To play or not to play.
It was a question asked by many football teams over the course of the last year. Some jumped through every hoop to get back on the field at all costs, believing a year off would permanently damage development and their organizations. Others took a knee, taking the year off and finding creative ways to stay engaged.
The effects of each decisions on 2021 performance remains to be seen, but Ssanyong Danube Dragons head coach Stefan Pokorny believes his team’s decision to commit themselves to offseason training and organizational development has been a net positive.
“We decided we were going to focus on being stronger, being faster for a real season in March and I think that’s worked out pretty well for us,” he said of the decision not to participate in a shortened Austrian season in the fall.

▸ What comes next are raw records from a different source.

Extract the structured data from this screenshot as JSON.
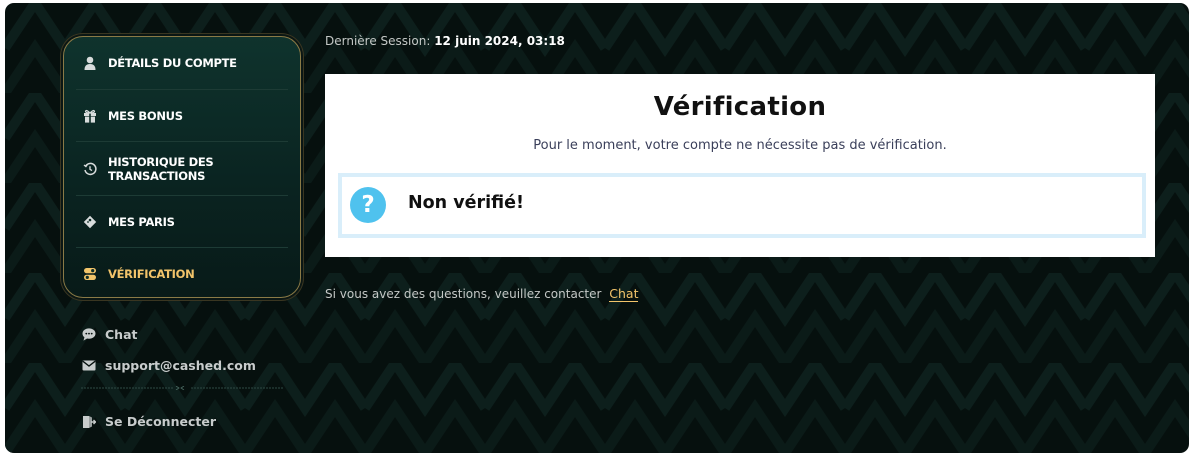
{
  "sidebar": {
    "menu": [
      {
        "label": "DÉTAILS DU COMPTE",
        "icon": "user-icon"
      },
      {
        "label": "MES BONUS",
        "icon": "gift-icon"
      },
      {
        "label": "HISTORIQUE DES TRANSACTIONS",
        "icon": "history-icon"
      },
      {
        "label": "MES PARIS",
        "icon": "ticket-icon"
      },
      {
        "label": "VÉRIFICATION",
        "icon": "toggle-icon",
        "active": true
      }
    ],
    "links": {
      "chat": "Chat",
      "email": "support@cashed.com",
      "logout": "Se Déconnecter"
    }
  },
  "main": {
    "session_label": "Dernière Session:",
    "session_value": "12 juin 2024, 03:18",
    "card": {
      "title": "Vérification",
      "subtitle": "Pour le moment, votre compte ne nécessite pas de vérification.",
      "status": "Non vérifié!",
      "status_icon": "?"
    },
    "contact_text": "Si vous avez des questions, veuillez contacter",
    "contact_link": "Chat"
  },
  "colors": {
    "accent": "#f2c46a",
    "background": "#06100e",
    "card": "#ffffff",
    "status_icon": "#4fc2ee",
    "status_border": "#d9eefa"
  }
}
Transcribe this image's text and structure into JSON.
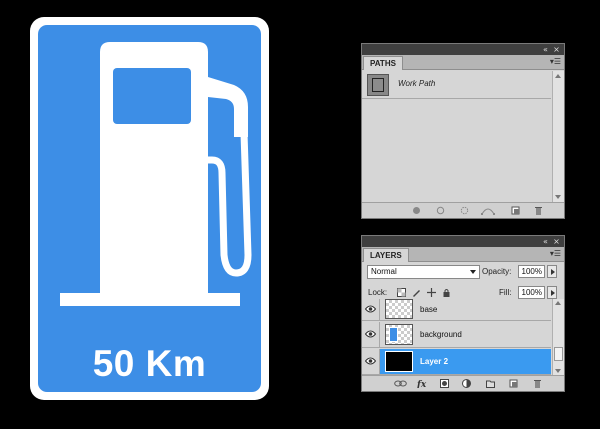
{
  "sign": {
    "text": "50 Km",
    "colors": {
      "background": "#3d8ee6",
      "border": "#ffffff",
      "foreground": "#ffffff"
    },
    "icon": "fuel-pump-icon"
  },
  "paths_panel": {
    "tab_label": "PATHS",
    "items": [
      {
        "label": "Work Path"
      }
    ],
    "footer_icons": [
      "fill-path-icon",
      "stroke-path-icon",
      "load-selection-icon",
      "make-work-path-icon",
      "new-path-icon",
      "delete-path-icon"
    ]
  },
  "layers_panel": {
    "tab_label": "LAYERS",
    "blend_mode": "Normal",
    "opacity_label": "Opacity:",
    "opacity_value": "100%",
    "lock_label": "Lock:",
    "fill_label": "Fill:",
    "fill_value": "100%",
    "layers": [
      {
        "name": "base",
        "thumbnail": "transparent",
        "selected": false
      },
      {
        "name": "background",
        "thumbnail": "blue-sign",
        "selected": false
      },
      {
        "name": "Layer 2",
        "thumbnail": "black",
        "selected": true
      }
    ],
    "footer_icons": [
      "link-icon",
      "fx-icon",
      "mask-icon",
      "adjustment-icon",
      "group-icon",
      "new-layer-icon",
      "delete-layer-icon"
    ],
    "selection_color": "#3a9af0"
  }
}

“We lost maybe three players, maybe five or six new players joined and some really talented youth players came up, so I think we got stronger through the pandemic. It was a difficult year, but we became a better team.”
In the end, only two Austrian teams suited up in 2020, the Dacia Vienna Vikings and Projekt Spielberg Graz Giants. Vying for a championship against two other teams simply wasn’t enough to outweigh the risk of injury for the Dragons.

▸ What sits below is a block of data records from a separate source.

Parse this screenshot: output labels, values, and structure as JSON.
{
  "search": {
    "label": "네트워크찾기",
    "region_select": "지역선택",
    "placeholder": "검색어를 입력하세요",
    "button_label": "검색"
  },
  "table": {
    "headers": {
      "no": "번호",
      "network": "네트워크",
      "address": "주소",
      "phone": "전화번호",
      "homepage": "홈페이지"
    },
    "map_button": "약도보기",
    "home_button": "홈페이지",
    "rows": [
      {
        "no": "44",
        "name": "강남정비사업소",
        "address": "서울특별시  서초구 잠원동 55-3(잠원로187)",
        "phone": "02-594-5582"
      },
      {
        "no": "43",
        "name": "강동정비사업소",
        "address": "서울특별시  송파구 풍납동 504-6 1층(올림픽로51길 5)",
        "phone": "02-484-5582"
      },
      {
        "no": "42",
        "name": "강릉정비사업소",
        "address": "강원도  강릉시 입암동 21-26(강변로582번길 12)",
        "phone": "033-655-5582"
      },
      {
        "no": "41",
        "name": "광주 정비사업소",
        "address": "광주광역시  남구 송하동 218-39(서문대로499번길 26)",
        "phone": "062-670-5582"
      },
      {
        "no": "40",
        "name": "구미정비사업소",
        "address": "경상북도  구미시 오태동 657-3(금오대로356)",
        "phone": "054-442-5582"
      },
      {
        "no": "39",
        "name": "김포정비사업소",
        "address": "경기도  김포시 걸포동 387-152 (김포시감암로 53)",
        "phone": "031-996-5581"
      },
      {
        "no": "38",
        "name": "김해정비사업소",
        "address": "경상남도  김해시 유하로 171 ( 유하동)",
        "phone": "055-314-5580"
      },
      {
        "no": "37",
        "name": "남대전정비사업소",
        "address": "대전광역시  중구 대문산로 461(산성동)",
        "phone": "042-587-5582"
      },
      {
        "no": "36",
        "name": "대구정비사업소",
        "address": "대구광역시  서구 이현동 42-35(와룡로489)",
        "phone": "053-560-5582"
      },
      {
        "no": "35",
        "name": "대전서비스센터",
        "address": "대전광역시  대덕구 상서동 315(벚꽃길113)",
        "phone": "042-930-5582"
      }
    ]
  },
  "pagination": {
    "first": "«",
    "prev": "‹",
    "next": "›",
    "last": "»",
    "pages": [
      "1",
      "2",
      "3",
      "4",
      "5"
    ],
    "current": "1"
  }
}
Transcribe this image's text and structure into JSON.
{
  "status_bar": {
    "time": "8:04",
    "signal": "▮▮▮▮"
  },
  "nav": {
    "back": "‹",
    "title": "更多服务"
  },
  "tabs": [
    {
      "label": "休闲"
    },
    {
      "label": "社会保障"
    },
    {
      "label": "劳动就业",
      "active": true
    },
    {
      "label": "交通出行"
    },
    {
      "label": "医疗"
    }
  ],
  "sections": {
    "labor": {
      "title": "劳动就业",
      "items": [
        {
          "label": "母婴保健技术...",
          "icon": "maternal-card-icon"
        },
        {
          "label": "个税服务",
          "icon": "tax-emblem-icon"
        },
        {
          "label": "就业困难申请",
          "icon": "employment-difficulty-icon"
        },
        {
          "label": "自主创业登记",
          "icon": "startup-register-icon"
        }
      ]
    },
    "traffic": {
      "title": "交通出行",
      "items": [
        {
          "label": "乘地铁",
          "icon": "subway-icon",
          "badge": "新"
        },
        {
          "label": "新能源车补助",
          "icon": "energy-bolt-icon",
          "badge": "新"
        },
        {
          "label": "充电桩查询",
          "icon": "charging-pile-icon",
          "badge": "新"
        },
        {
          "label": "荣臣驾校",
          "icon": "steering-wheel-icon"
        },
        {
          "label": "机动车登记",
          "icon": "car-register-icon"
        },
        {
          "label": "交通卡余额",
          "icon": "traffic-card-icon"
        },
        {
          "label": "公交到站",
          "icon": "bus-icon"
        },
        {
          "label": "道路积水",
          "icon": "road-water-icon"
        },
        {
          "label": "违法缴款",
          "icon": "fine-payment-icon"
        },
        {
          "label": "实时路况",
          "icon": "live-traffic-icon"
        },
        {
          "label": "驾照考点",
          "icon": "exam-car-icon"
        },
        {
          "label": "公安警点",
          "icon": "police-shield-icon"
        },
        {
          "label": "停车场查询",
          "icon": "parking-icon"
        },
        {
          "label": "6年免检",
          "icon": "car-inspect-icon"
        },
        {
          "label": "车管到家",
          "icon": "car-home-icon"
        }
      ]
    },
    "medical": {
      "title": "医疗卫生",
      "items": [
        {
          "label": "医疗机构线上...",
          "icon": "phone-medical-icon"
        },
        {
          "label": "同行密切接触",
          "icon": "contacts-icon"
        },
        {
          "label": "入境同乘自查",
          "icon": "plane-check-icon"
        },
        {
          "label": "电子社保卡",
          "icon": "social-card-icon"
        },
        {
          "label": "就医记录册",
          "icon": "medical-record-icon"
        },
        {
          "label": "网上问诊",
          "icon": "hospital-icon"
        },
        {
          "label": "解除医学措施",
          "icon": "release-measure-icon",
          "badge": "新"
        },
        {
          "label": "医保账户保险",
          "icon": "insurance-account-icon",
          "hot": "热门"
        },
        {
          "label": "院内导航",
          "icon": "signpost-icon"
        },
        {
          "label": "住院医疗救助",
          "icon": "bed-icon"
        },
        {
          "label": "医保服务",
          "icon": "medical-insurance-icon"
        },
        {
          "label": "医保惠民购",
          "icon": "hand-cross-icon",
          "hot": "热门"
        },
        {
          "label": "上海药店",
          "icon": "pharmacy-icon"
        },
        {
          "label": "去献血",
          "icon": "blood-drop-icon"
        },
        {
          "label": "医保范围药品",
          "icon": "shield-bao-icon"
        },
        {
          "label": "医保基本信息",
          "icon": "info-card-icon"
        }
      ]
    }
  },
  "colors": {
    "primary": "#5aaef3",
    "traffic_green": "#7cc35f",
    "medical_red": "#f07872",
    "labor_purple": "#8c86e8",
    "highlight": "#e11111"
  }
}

After a year and a half without competition, plenty of questions dogged the team ahead of their 2021 season opener against the battle-hardened Giants.
“We had a lot of pressure on the one hand because we didn’t know what it would look like to play after such a long time. We had maybe two scrimmages amongst ourselves with live tackling but we didn’t know if we could play. How fast can we execute what we practiced? Because game time is always different than practice. You try to simulate it, but it’s never going to be similar to what you’re going to see at a game,” Pokorny explained.
“We were surprised that it was such a dominant win for us.”
It was a statement win for the Dragons, handing the Giants a resounding 35-16 loss. Though he is thankful the Vikings and Giants showed Austria pandemic football could be played safely, Pokorny believes the victory may be a testament to the benefits of passing on a fall campaign.
“They played in three games and after that they probably had time off where they had to rehab and then get back to their off-season a little bit later. We started working out in the gym in September and they played in September and October,” he noted. “I think that could have been an advantage for us.”
It may be just about the only advantage that the Dragons have, though you wouldn’t know it from watching them.
A team on the rise over the last few years, Danube has been nipping at the heels of Austrian powers like the Vikings and Swarco Raiders despite having considerably less money in the bank. Pokorny leads a coaching staff made entirely of native Austrians working part-time, putting in extra hours to compete with some of Europe’s most dominant teams.
“We try to really maximize the resources that we have because our budget is lower than the other top four teams,” Pokorny admitted.
“I think that’s kind of what is overlooked sometimes. Even if you compare us with the Giants, for example, they have two or three full-time coaches and three import players. For us, every coach has a job or is studying and it’s only one player that gets paid actually.”
That player is quarterback Chad Jeffries, but he’s far from the only talent on the Dragons roster. Organically developed homegrown players like receiver Philip Haun, running back Dominik Mattes and defensive lineman Bernhard Mosor are as capable of changing a game as any American and Pokorny sees huge potential for his team, particularly on offence.
“I think our offence is really explosive. We didn’t show our explosiveness during the first game yet. We really drove down the ball with long drives and wore them out, but I think we have really good playmakers on offence who can always score those long touchdowns,” he said.
Ultimately, the goal for the Dragons remains what it’s been for the last few years: to punch above their weight class and knock off one of Austria’s two prevailing dynasties.
“Our goal is to break into that top tier. We played the Vikings close last year . Both games could have been won, should have been won, but we weren’t smart enough, we were not cool enough yet,” Pokorny explained.
“We tried to outscore the Raiders in the semi-final. I think that game was 49-42, something like that. We could score, but we couldn’t stop Sandro Platzgummer, who’s now playing for the New York Giants.”
The strides his team made during the pandemic may have closed that gap permanently, with the first test coming next week when the Dragons face off with the Vikings. It will be a true litmus test for Pokorny’s big dreams and one thing is abundantly clear.
The Danube Dragons didn’t want a two-team pandemic championship, they want the real deal.